Component data from apps and pages:
= = = = =

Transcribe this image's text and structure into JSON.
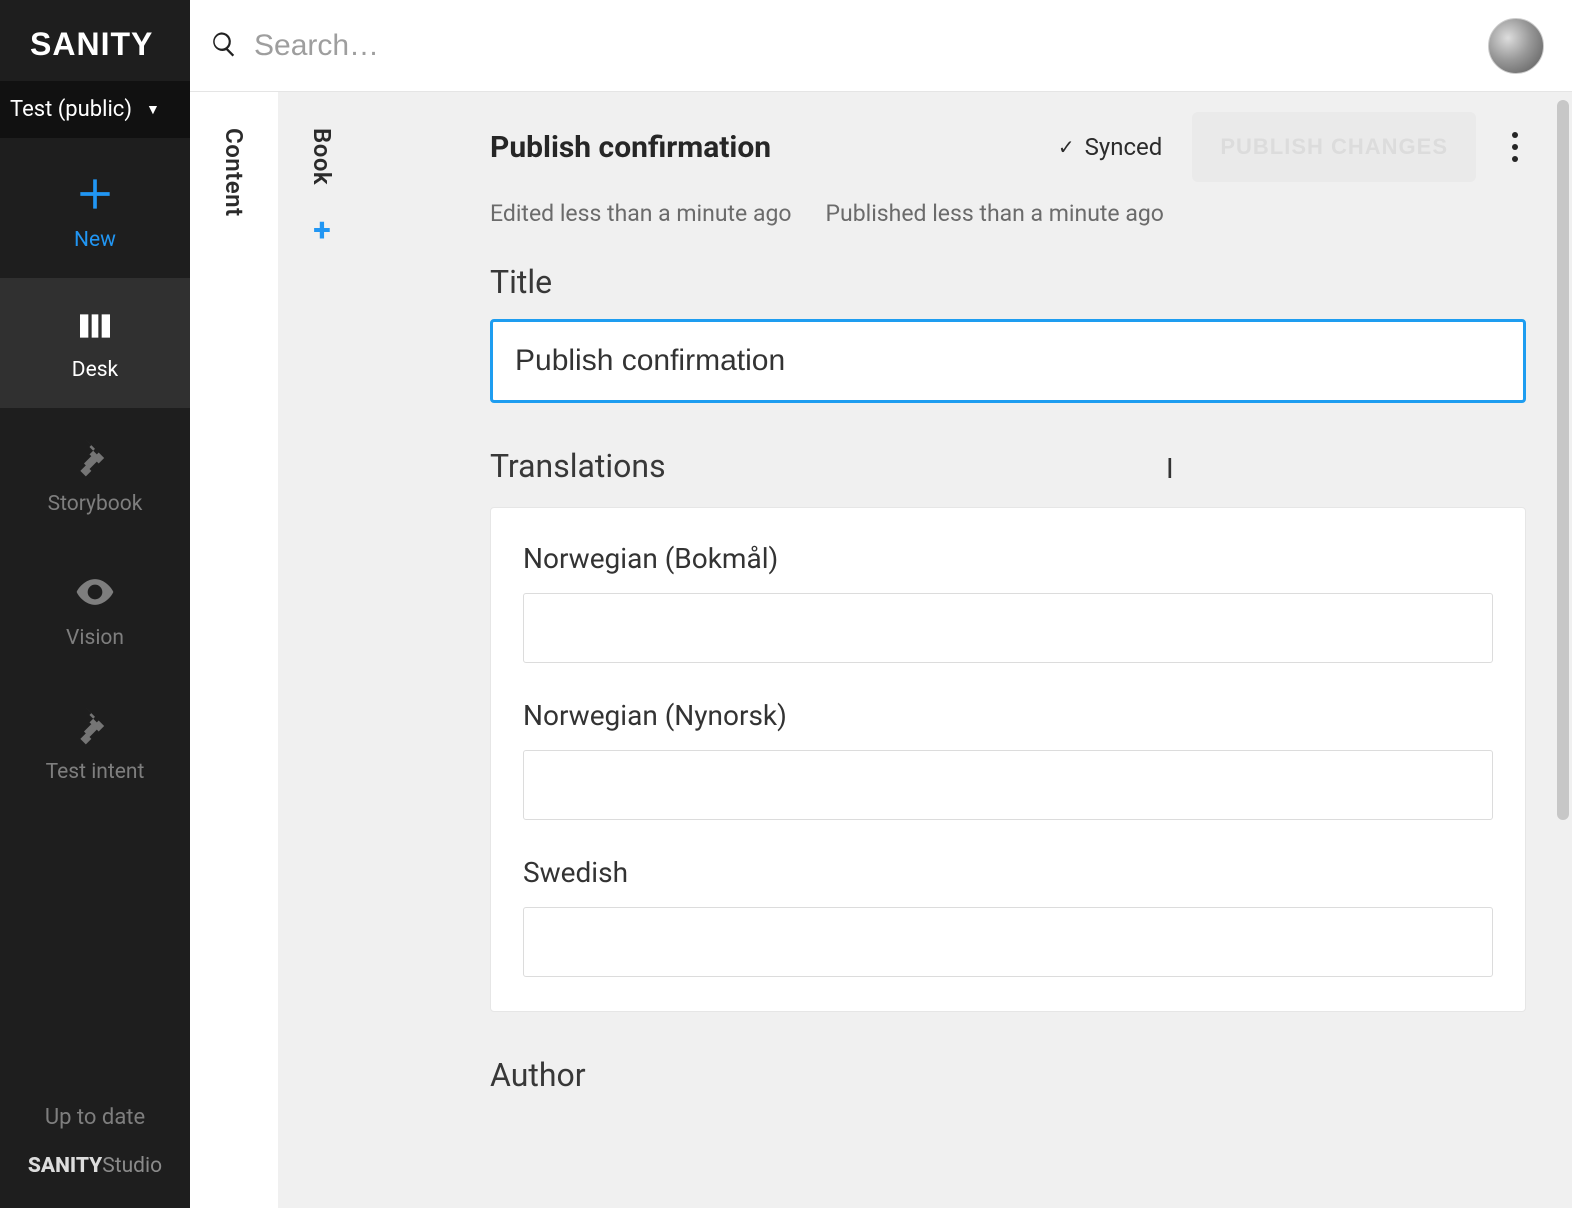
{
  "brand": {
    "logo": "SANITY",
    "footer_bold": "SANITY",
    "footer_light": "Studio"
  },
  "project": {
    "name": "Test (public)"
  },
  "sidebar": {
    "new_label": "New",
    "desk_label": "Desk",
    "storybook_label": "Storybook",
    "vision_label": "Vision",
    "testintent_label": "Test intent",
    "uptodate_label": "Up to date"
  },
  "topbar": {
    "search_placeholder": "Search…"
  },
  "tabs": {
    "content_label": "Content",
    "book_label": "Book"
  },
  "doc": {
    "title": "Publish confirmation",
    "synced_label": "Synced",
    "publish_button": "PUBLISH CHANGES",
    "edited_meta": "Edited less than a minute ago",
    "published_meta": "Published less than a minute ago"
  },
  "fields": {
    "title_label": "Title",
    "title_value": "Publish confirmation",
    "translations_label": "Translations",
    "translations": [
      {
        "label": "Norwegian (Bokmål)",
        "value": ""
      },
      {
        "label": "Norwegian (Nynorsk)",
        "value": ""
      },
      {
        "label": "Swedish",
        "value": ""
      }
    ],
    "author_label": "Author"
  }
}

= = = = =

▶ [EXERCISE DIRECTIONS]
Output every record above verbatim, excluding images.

▶ [OUTPUT OF THE TASK]
Transcribe this image's text and structure into JSON.
{
  "brand": {
    "logo": "SANITY",
    "footer_bold": "SANITY",
    "footer_light": "Studio"
  },
  "project": {
    "name": "Test (public)"
  },
  "sidebar": {
    "new_label": "New",
    "desk_label": "Desk",
    "storybook_label": "Storybook",
    "vision_label": "Vision",
    "testintent_label": "Test intent",
    "uptodate_label": "Up to date"
  },
  "topbar": {
    "search_placeholder": "Search…"
  },
  "tabs": {
    "content_label": "Content",
    "book_label": "Book"
  },
  "doc": {
    "title": "Publish confirmation",
    "synced_label": "Synced",
    "publish_button": "PUBLISH CHANGES",
    "edited_meta": "Edited less than a minute ago",
    "published_meta": "Published less than a minute ago"
  },
  "fields": {
    "title_label": "Title",
    "title_value": "Publish confirmation",
    "translations_label": "Translations",
    "translations": [
      {
        "label": "Norwegian (Bokmål)",
        "value": ""
      },
      {
        "label": "Norwegian (Nynorsk)",
        "value": ""
      },
      {
        "label": "Swedish",
        "value": ""
      }
    ],
    "author_label": "Author"
  }
}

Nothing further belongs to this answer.